[Data about app and page elements]
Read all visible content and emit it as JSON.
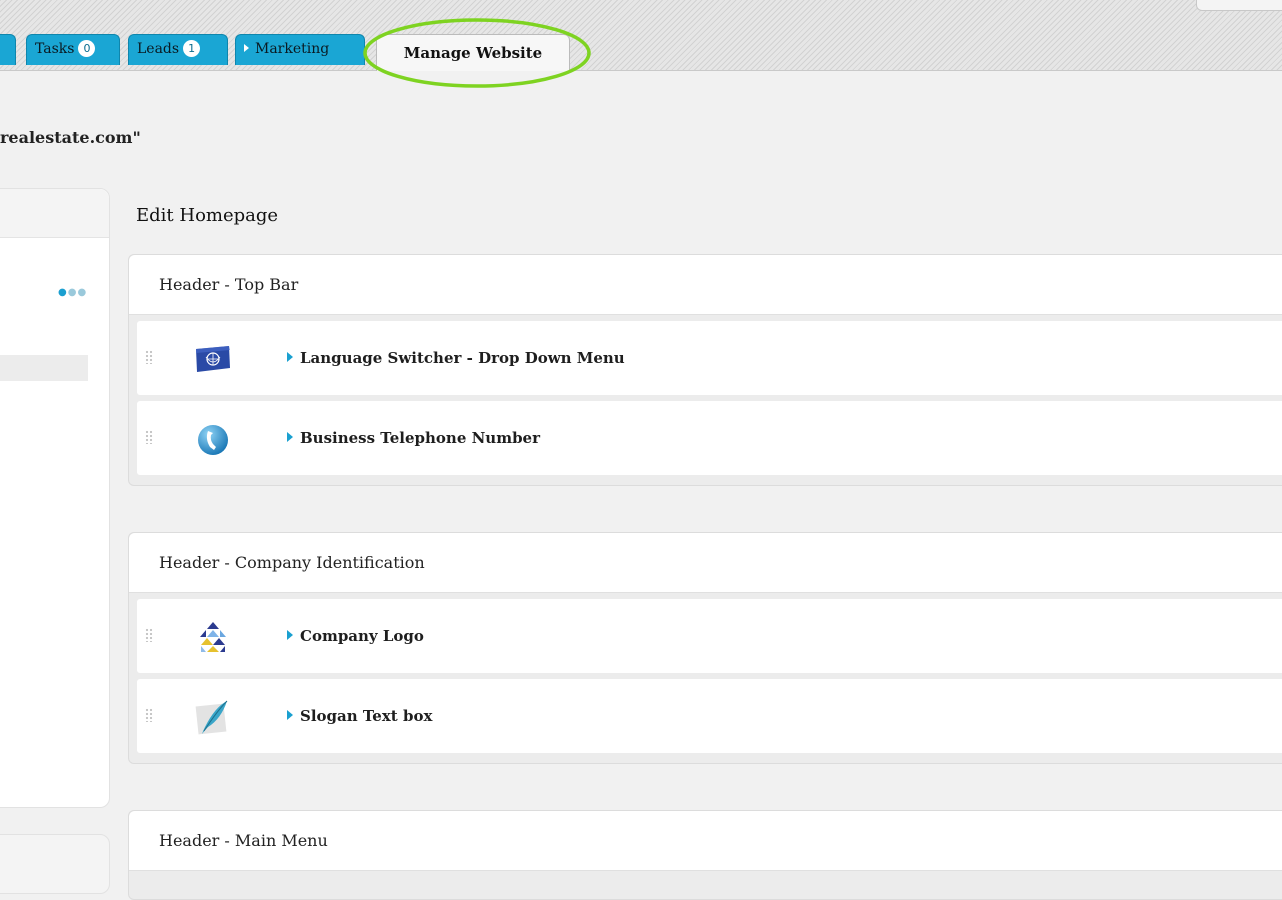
{
  "tabs": {
    "tasks": {
      "label": "Tasks",
      "count": "0"
    },
    "leads": {
      "label": "Leads",
      "count": "1"
    },
    "marketing": {
      "label": "Marketing"
    },
    "manage_website": {
      "label": "Manage Website"
    }
  },
  "site_domain": "realestate.com\"",
  "main": {
    "title": "Edit Homepage",
    "sections": [
      {
        "title": "Header - Top Bar",
        "items": [
          {
            "label": "Language Switcher - Drop Down Menu",
            "icon": "flag-icon"
          },
          {
            "label": "Business Telephone Number",
            "icon": "telephone-icon"
          }
        ]
      },
      {
        "title": "Header - Company Identification",
        "items": [
          {
            "label": "Company Logo",
            "icon": "logo-icon"
          },
          {
            "label": "Slogan Text box",
            "icon": "feather-quill-icon"
          }
        ]
      },
      {
        "title": "Header - Main Menu",
        "items": []
      }
    ]
  },
  "colors": {
    "tab_accent": "#1aa6d4",
    "highlight_ring": "#7ed321",
    "page_background": "#f1f1f1"
  }
}
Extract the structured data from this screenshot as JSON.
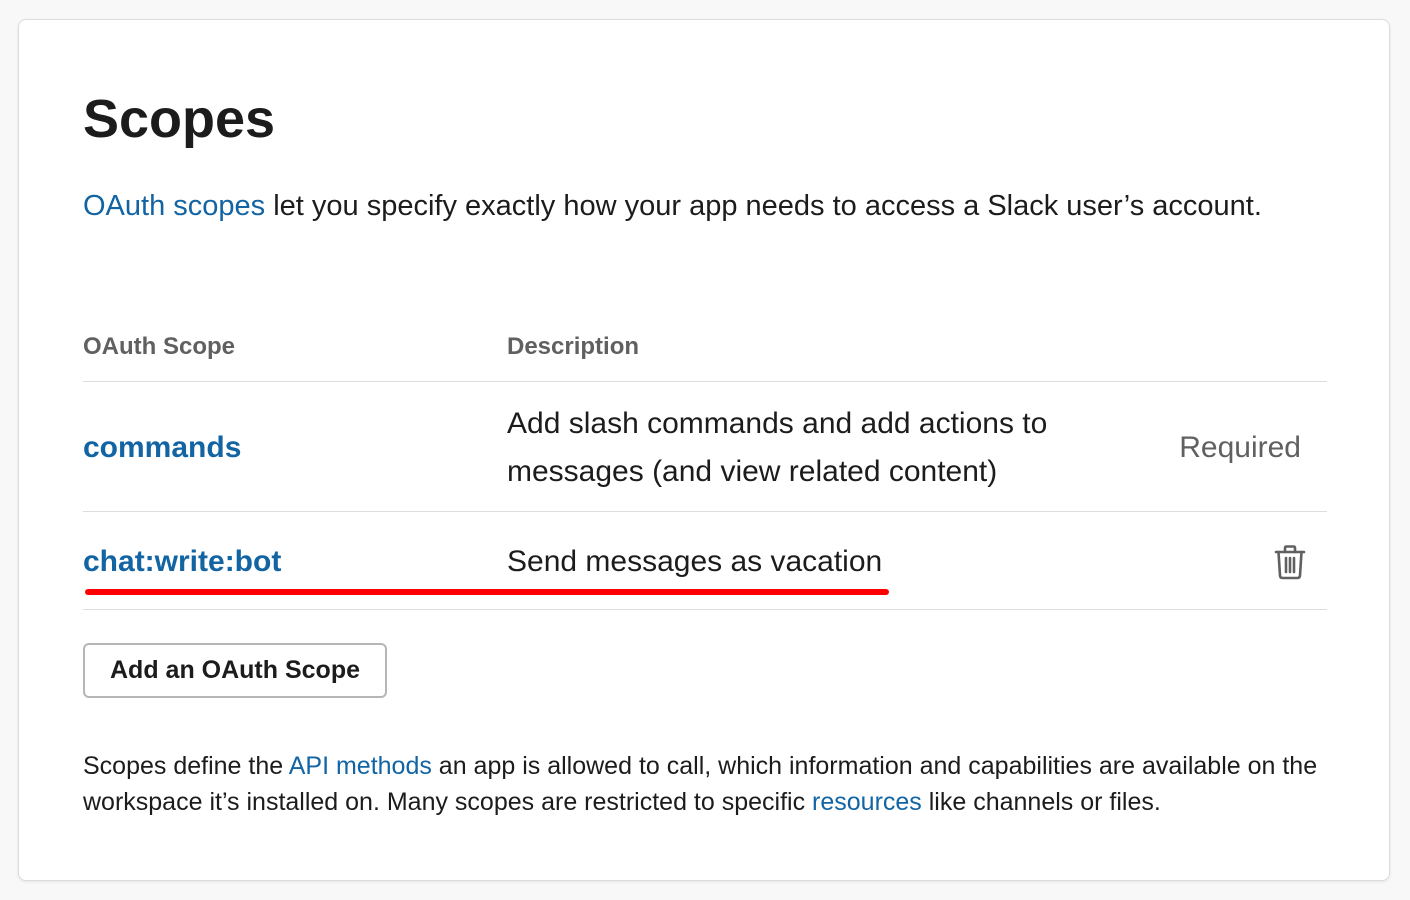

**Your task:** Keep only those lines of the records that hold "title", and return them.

**Result of the exercise:**
    "title": "Edit Homepage",
        "title": "Header - Top Bar",
        "title": "Header - Company Identification",
        "title": "Header - Main Menu",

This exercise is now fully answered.